Anonymous User wrote: run26.2 wrote:
Anonymous User wrote:Is bluebook mastering a necessity?
Are you doing litigation? If so, your career is likely to involve a substantial amount of writing. At some point or another you are going to have to learn the bluebook. Might as well be now, given that too many mistakes in your work product during your summer could have an impact on the possibility of you getting a job.
how do you recommend working on bluebooking? (I am not in a journal).
Anonymous User wrote:Yeaaahhhhh, so I barely passed LRW because I basically gunned all the other classes and didn't pay too much attention to LRW. But I spent 1L summer writing decent amicus briefs for pro bono. How can I brush up/learn some writing/research skills. To be honest, it's the research part that haunts me most. Once I have what I need, the writing is usually fine.
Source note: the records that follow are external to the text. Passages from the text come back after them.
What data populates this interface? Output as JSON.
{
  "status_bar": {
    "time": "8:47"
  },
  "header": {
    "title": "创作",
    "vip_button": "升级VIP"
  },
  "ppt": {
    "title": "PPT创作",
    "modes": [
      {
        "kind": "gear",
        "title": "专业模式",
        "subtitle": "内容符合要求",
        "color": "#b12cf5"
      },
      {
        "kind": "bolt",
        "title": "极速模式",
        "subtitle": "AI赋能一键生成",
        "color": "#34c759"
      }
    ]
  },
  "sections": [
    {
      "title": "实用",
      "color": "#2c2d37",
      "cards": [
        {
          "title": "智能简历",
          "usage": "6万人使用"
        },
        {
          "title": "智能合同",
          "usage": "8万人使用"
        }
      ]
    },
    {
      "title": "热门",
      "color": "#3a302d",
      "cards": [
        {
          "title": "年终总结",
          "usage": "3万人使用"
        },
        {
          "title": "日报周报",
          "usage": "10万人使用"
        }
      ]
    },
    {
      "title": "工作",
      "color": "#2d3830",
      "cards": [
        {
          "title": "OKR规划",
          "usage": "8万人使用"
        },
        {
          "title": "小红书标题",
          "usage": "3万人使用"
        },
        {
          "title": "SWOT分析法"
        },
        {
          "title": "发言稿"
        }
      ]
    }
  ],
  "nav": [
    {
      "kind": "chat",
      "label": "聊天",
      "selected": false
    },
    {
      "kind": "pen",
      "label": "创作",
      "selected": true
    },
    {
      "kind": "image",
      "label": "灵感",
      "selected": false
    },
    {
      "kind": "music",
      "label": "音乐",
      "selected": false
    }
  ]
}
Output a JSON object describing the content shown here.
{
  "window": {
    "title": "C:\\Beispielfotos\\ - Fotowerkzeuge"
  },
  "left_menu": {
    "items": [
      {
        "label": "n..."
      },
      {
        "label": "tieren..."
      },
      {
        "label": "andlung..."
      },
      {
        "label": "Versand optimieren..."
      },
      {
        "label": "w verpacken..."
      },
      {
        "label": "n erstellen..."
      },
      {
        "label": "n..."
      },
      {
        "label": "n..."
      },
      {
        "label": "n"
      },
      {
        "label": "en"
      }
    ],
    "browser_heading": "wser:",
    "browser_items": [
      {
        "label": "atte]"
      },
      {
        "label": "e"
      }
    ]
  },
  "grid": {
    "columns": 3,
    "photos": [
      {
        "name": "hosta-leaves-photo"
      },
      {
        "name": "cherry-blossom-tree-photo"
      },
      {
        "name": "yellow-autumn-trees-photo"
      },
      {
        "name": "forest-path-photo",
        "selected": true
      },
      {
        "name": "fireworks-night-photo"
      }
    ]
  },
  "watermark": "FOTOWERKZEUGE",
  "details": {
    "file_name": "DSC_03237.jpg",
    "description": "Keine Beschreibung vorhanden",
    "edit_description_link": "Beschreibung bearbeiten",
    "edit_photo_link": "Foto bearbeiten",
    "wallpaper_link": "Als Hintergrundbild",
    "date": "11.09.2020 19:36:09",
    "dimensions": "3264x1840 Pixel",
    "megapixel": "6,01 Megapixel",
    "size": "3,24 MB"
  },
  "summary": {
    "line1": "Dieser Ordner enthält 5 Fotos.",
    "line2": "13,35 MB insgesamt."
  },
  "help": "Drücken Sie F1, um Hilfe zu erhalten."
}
Here are some ways you can work on your researching and bluebooking skills that come to mind. Get on a moot court team, take trial/appellate advocacy, take a clinic (if your school offers them), or take a seminar that requires you to produce a substantial work product.
Calling the WestLaw representatives a few times for help on some of your research tasks will help improve your research. Ask them to send you the search strings. Learn how to write these yourself -- it is not that difficult. You will become much more efficient in your research. Basically, practice is what is going to improve your research and writing.
Also, tab your bluebook. You'll start to get a feel for where information is located.